▸ **Task details**
The records below must be copied in full; omit the images.

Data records
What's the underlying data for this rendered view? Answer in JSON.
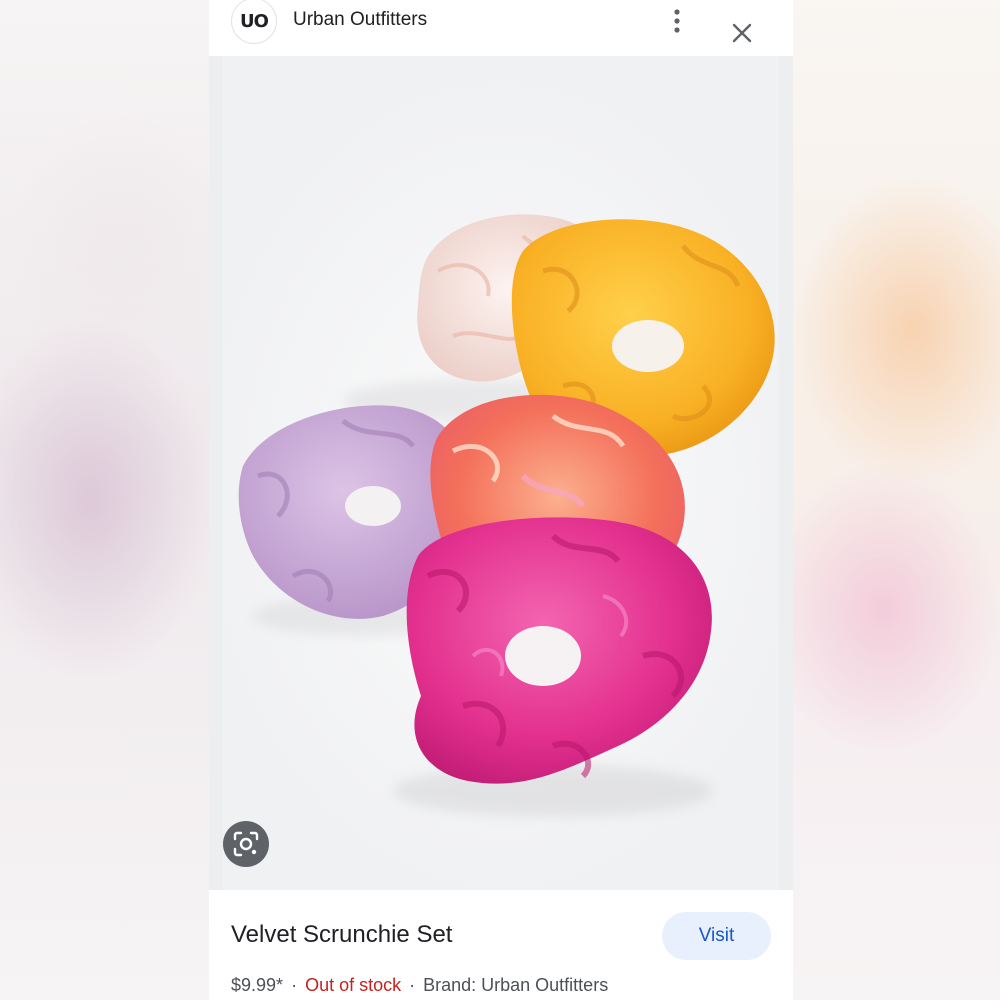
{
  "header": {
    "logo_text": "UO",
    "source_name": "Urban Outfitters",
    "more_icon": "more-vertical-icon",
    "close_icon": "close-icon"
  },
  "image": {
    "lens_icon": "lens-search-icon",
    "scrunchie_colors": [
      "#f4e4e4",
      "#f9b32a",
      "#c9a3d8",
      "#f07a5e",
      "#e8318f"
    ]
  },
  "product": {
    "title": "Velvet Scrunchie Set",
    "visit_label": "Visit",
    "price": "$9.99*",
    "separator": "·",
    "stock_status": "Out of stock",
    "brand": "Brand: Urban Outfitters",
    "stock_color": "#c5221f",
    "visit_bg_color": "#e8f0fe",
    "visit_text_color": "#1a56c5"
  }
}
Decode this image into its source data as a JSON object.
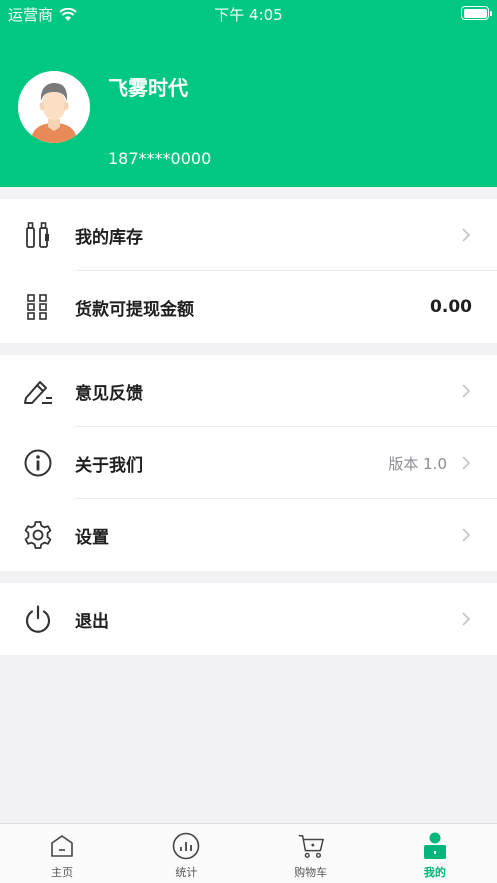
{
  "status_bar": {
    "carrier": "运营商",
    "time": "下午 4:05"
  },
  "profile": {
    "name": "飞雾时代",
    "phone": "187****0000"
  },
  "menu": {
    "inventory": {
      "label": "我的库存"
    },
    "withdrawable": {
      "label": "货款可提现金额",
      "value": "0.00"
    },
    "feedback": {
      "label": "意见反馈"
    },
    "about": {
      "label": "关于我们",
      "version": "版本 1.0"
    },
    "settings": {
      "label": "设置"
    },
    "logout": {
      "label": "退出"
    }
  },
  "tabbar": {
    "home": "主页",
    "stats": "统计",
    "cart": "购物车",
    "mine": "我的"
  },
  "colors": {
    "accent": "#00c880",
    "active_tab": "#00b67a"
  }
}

▸ **Reply**
What's the underlying data for this rendered view? Answer in JSON.
{
  "header": {
    "logo_text": "UO",
    "source_name": "Urban Outfitters",
    "more_icon": "more-vertical-icon",
    "close_icon": "close-icon"
  },
  "image": {
    "lens_icon": "lens-search-icon",
    "scrunchie_colors": [
      "#f4e4e4",
      "#f9b32a",
      "#c9a3d8",
      "#f07a5e",
      "#e8318f"
    ]
  },
  "product": {
    "title": "Velvet Scrunchie Set",
    "visit_label": "Visit",
    "price": "$9.99*",
    "separator": "·",
    "stock_status": "Out of stock",
    "brand": "Brand: Urban Outfitters",
    "stock_color": "#c5221f",
    "visit_bg_color": "#e8f0fe",
    "visit_text_color": "#1a56c5"
  }
}
Decode this image into its source data as a JSON object.
{
  "status_bar": {
    "carrier": "运营商",
    "time": "下午 4:05"
  },
  "profile": {
    "name": "飞雾时代",
    "phone": "187****0000"
  },
  "menu": {
    "inventory": {
      "label": "我的库存"
    },
    "withdrawable": {
      "label": "货款可提现金额",
      "value": "0.00"
    },
    "feedback": {
      "label": "意见反馈"
    },
    "about": {
      "label": "关于我们",
      "version": "版本 1.0"
    },
    "settings": {
      "label": "设置"
    },
    "logout": {
      "label": "退出"
    }
  },
  "tabbar": {
    "home": "主页",
    "stats": "统计",
    "cart": "购物车",
    "mine": "我的"
  },
  "colors": {
    "accent": "#00c880",
    "active_tab": "#00b67a"
  }
}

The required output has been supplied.